--- Records for processing ---

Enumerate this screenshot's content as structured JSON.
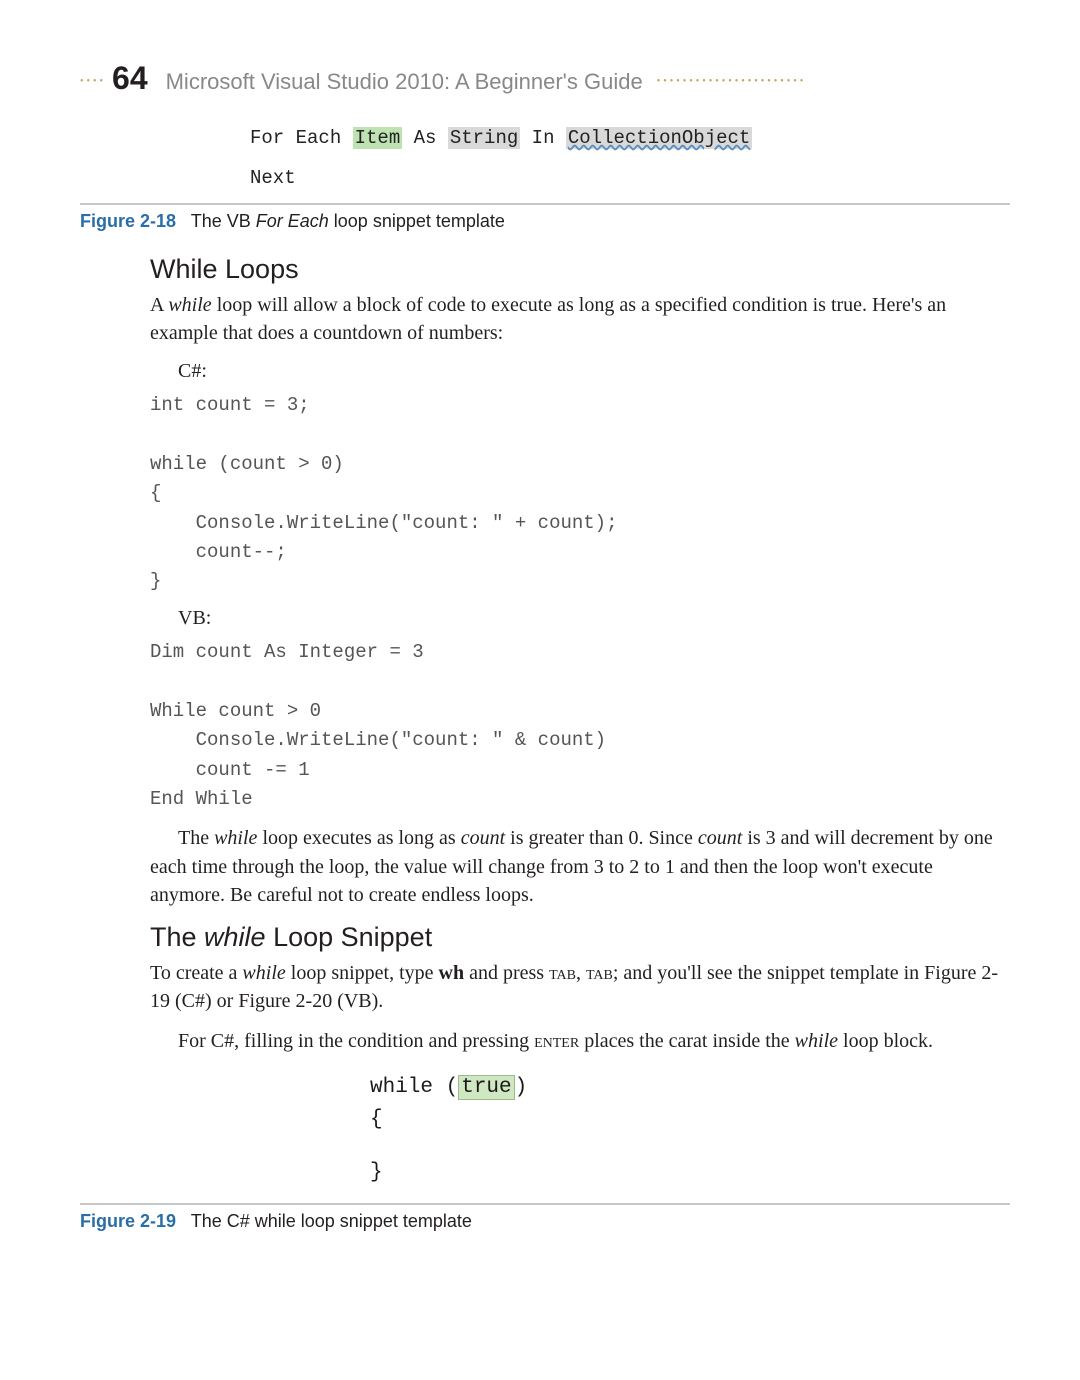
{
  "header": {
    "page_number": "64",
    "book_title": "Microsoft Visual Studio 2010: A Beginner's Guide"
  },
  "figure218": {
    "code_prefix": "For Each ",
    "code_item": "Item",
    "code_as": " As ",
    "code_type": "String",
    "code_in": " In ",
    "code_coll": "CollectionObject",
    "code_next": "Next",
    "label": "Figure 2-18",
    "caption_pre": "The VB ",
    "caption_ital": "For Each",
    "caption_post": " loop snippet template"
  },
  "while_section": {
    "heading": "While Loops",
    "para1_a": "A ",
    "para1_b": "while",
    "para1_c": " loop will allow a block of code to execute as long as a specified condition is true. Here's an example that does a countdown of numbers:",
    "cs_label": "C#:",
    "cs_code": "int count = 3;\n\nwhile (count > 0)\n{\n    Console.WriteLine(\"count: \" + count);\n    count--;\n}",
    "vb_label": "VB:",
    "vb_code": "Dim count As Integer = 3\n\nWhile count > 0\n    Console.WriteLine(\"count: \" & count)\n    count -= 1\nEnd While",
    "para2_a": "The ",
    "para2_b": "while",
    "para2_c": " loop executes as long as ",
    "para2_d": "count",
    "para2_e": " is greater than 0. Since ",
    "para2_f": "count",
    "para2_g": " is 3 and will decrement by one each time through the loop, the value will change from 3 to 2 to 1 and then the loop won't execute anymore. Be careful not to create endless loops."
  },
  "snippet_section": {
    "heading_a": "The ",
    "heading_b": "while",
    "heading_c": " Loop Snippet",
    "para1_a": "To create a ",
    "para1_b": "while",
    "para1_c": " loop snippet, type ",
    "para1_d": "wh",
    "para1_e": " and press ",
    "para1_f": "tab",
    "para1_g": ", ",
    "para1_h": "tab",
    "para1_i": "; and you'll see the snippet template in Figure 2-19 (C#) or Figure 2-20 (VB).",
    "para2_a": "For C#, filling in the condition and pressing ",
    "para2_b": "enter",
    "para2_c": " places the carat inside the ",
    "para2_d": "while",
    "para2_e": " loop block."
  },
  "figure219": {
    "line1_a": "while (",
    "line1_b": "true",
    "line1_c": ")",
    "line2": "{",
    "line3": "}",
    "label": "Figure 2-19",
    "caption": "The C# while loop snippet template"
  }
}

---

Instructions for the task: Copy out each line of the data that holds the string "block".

Response:
    "para1_c": " loop will allow a block of code to execute as long as a specified condition is true. Here's an example that does a countdown of numbers:",
    "para2_e": " loop block."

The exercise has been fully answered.